What you are asked to do
Everything in the listing below should be repeated exactly.

Data listing
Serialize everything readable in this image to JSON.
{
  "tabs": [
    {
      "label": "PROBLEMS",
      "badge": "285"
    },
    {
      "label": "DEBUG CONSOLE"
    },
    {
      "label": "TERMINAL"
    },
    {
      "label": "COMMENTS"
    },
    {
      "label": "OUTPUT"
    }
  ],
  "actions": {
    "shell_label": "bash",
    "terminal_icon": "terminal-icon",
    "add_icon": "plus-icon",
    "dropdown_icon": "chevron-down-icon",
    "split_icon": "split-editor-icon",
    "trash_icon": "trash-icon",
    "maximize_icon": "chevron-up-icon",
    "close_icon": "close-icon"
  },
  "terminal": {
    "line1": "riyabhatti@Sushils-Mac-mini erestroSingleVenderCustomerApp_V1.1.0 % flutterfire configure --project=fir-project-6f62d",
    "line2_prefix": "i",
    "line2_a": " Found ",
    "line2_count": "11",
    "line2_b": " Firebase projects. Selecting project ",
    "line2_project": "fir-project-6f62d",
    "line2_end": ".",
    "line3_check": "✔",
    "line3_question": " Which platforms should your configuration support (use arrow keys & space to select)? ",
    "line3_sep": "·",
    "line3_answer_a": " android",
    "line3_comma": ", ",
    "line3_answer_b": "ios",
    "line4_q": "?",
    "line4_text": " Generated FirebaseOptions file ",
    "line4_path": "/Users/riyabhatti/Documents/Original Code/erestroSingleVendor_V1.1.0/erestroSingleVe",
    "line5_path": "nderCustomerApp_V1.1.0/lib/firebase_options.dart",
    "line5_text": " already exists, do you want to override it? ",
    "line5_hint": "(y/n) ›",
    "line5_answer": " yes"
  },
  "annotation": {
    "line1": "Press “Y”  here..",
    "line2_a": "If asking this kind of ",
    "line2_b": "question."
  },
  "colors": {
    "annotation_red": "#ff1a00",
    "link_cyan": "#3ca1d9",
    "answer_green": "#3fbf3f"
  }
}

Solution to this exercise
Serialize everything readable in this image to JSON.
{
  "tabs": [
    {
      "label": "PROBLEMS",
      "badge": "285"
    },
    {
      "label": "DEBUG CONSOLE"
    },
    {
      "label": "TERMINAL"
    },
    {
      "label": "COMMENTS"
    },
    {
      "label": "OUTPUT"
    }
  ],
  "actions": {
    "shell_label": "bash",
    "terminal_icon": "terminal-icon",
    "add_icon": "plus-icon",
    "dropdown_icon": "chevron-down-icon",
    "split_icon": "split-editor-icon",
    "trash_icon": "trash-icon",
    "maximize_icon": "chevron-up-icon",
    "close_icon": "close-icon"
  },
  "terminal": {
    "line1": "riyabhatti@Sushils-Mac-mini erestroSingleVenderCustomerApp_V1.1.0 % flutterfire configure --project=fir-project-6f62d",
    "line2_prefix": "i",
    "line2_a": " Found ",
    "line2_count": "11",
    "line2_b": " Firebase projects. Selecting project ",
    "line2_project": "fir-project-6f62d",
    "line2_end": ".",
    "line3_check": "✔",
    "line3_question": " Which platforms should your configuration support (use arrow keys & space to select)? ",
    "line3_sep": "·",
    "line3_answer_a": " android",
    "line3_comma": ", ",
    "line3_answer_b": "ios",
    "line4_q": "?",
    "line4_text": " Generated FirebaseOptions file ",
    "line4_path": "/Users/riyabhatti/Documents/Original Code/erestroSingleVendor_V1.1.0/erestroSingleVe",
    "line5_path": "nderCustomerApp_V1.1.0/lib/firebase_options.dart",
    "line5_text": " already exists, do you want to override it? ",
    "line5_hint": "(y/n) ›",
    "line5_answer": " yes"
  },
  "annotation": {
    "line1": "Press “Y”  here..",
    "line2_a": "If asking this kind of ",
    "line2_b": "question."
  },
  "colors": {
    "annotation_red": "#ff1a00",
    "link_cyan": "#3ca1d9",
    "answer_green": "#3fbf3f"
  }
}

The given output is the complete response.